· An innovative high rise insulation project would be starting soon.
· SHINE (Seasonal Health Interventions Network) worked with the 2,475 vulnerable residents referred in 2015, each one being offered an average of four to five interventions.
· Energy Services had commenced work on Bunhill Heat and Power (phase 2) which would supply a further 500 council homes. Phase 2 involved extracting waste heat.
· The diesel surcharge had been implemented to improve air quality in Islington.
· Work was taking place with neighbouring boroughs and businesses to improve air quality.
· Four gyratory removal programmes were taking place and there had been a positive consultation response to their removal.
· There was £2m TfL funding to improve local cycling routes.
· Smart waste management systems were in place.
· Recycling rates remained a priority. The rate was currently 32.8% which was the third highest of the 12 inner London borough. The North London Waste Authority target was 50% by 2020.
· There had been a successful communal food and garden waste collections pilot in Tollington Ward.
· Islington had one of the lowest residual waste rates of the inner London boroughs. It was important to innovate to reduce this further.
· The Clean Islington app made it easier for people to report problems.
· Missed bin collections had halved since taking the service in house in 2013 and work would be undertaken to reduce this further.
· Islington had won Gold in “London in Bloom” and Borough of the Year with very few resources and a large voluntary effort.
· There were major projects to extend East Finchley Vaults and Mausolea and a scheme to increase Trent Park burial capacity would start in the summer.
· Concern was raised about inadequate bin storage on the Andover and Six Acres Estates. Some bins did not fit in the stores and were left outside. Councillor Webbe advised that where problems were identified, improvements were being made. Ward improvement money could be used. A member reported that some TRAs had concerns about a lack of engagement from the council. Concern was also raised that communal recycling bins could be difficult for older people to open. Councillor Webbe would ask officers to take action on the specific bin problems raised.

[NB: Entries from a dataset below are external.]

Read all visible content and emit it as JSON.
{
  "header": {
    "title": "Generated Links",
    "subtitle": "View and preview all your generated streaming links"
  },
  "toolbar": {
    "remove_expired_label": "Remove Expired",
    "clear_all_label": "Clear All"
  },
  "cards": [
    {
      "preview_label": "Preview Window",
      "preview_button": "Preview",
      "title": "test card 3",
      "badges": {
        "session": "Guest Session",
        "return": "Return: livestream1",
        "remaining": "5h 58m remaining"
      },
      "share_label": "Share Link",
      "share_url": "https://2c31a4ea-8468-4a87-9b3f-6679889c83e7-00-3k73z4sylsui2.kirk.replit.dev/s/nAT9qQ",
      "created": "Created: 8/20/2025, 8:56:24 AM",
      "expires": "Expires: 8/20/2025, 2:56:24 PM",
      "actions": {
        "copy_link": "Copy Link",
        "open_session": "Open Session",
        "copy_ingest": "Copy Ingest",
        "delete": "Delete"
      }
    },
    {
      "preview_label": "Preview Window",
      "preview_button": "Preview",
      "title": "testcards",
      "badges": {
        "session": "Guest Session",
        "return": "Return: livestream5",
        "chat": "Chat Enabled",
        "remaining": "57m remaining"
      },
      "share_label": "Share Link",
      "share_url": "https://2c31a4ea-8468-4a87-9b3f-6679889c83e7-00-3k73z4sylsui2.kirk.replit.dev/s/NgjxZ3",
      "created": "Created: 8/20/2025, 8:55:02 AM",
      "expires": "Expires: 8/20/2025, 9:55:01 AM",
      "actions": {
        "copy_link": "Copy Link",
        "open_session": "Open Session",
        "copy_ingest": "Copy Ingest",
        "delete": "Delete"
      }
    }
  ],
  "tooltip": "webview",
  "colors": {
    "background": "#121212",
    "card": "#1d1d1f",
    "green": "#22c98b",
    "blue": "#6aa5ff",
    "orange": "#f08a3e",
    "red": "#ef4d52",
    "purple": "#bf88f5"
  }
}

· The council was charging supermarkets to pick up and either return or dispose of abandoned shopping trolleys.
· A suggestion was made that more could be done to encourage cycling i.e. bicycle parking, a scheme to rent out cargo bikes. Councillor Webbe advised that secure cycle storage was provided on many estates and this would continue to be rolled out. Secure bicycle storage would be trialled in Tollington and St Georges. One would be a pavement build out and one would be on the road. Work would take place with ... view the full minutes text for item 39.
The Committee requested that Recommendation 1 be amended to refer to bush pruning and not just tree pruning, that Recommendation 2 be reworded to state that tree pruning and camera repositioning should take place rather than the removal of the trees and that it be clarified which service was responsible for Recommendations 3 and 4.
That the recommendations be agreed subject to the above amendments.
That the work programme be noted.